--- Exercise brief ---
Every line below that contains "exercitation" is to be copied.

--- Supplied information ---
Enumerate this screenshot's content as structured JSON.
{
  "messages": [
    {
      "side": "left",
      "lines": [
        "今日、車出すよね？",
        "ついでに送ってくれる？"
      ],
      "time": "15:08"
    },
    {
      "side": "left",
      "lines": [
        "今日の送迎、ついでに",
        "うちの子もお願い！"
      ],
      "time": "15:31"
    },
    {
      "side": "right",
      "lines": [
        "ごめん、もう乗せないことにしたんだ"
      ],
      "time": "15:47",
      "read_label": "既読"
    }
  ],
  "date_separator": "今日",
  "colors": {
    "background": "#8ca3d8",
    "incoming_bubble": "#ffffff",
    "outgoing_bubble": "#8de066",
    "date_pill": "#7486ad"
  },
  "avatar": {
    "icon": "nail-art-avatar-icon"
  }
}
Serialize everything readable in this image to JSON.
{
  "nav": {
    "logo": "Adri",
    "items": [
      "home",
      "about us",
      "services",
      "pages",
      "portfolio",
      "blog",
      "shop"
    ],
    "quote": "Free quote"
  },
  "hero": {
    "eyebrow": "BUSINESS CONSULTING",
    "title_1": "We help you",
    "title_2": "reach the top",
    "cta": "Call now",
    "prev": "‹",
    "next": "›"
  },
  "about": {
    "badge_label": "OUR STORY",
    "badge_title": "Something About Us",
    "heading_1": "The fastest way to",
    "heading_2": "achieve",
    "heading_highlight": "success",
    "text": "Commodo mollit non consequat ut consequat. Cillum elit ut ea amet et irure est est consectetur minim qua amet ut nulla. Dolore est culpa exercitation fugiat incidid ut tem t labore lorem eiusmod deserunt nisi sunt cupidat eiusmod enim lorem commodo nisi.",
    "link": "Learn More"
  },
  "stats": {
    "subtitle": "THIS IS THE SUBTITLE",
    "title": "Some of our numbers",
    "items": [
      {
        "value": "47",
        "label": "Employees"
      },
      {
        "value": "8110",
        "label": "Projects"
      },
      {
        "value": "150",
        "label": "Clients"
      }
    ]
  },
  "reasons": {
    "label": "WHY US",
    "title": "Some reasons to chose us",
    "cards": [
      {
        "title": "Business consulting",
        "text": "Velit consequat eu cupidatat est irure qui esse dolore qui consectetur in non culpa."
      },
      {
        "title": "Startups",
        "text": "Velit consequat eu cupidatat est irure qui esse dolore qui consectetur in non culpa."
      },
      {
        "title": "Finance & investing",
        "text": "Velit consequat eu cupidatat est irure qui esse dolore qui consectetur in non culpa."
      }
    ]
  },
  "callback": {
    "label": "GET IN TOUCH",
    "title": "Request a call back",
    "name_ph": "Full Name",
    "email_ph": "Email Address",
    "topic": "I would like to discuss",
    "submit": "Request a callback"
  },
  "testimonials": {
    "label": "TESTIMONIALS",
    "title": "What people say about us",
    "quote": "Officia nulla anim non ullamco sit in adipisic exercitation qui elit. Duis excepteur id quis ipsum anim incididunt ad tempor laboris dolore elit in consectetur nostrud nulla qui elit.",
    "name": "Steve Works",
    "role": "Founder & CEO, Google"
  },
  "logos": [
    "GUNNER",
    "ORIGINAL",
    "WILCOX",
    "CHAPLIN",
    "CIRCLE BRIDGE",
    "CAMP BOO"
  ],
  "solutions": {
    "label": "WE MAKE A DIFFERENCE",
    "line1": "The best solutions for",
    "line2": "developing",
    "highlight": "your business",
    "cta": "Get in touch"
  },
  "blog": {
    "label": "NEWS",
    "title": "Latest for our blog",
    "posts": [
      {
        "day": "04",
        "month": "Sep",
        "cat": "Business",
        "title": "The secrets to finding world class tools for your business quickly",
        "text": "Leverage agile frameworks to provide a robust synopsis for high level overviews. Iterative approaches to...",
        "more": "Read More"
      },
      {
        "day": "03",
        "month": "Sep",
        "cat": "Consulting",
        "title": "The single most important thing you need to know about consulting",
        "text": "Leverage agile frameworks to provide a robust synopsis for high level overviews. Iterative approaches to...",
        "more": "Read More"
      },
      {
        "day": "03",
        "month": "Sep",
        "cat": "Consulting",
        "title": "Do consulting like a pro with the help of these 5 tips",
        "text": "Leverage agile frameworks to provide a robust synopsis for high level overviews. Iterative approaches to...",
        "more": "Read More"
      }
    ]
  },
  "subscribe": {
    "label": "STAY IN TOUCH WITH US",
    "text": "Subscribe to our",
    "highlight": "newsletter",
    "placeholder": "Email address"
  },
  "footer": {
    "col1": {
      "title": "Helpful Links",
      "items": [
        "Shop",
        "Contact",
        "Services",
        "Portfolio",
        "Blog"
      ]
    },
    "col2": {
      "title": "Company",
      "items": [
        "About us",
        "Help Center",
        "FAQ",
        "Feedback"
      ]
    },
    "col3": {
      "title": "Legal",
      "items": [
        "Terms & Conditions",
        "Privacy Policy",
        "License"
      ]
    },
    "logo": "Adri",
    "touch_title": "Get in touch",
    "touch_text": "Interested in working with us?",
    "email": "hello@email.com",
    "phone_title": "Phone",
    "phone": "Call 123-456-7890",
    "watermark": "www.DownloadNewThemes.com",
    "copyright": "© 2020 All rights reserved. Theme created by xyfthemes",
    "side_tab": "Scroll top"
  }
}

--- Answer below ---
    "text": "Commodo mollit non consequat ut consequat. Cillum elit ut ea amet et irure est est consectetur minim qua amet ut nulla. Dolore est culpa exercitation fugiat incidid ut tem t labore lorem eiusmod deserunt nisi sunt cupidat eiusmod enim lorem commodo nisi.",
    "quote": "Officia nulla anim non ullamco sit in adipisic exercitation qui elit. Duis excepteur id quis ipsum anim incididunt ad tempor laboris dolore elit in consectetur nostrud nulla qui elit.",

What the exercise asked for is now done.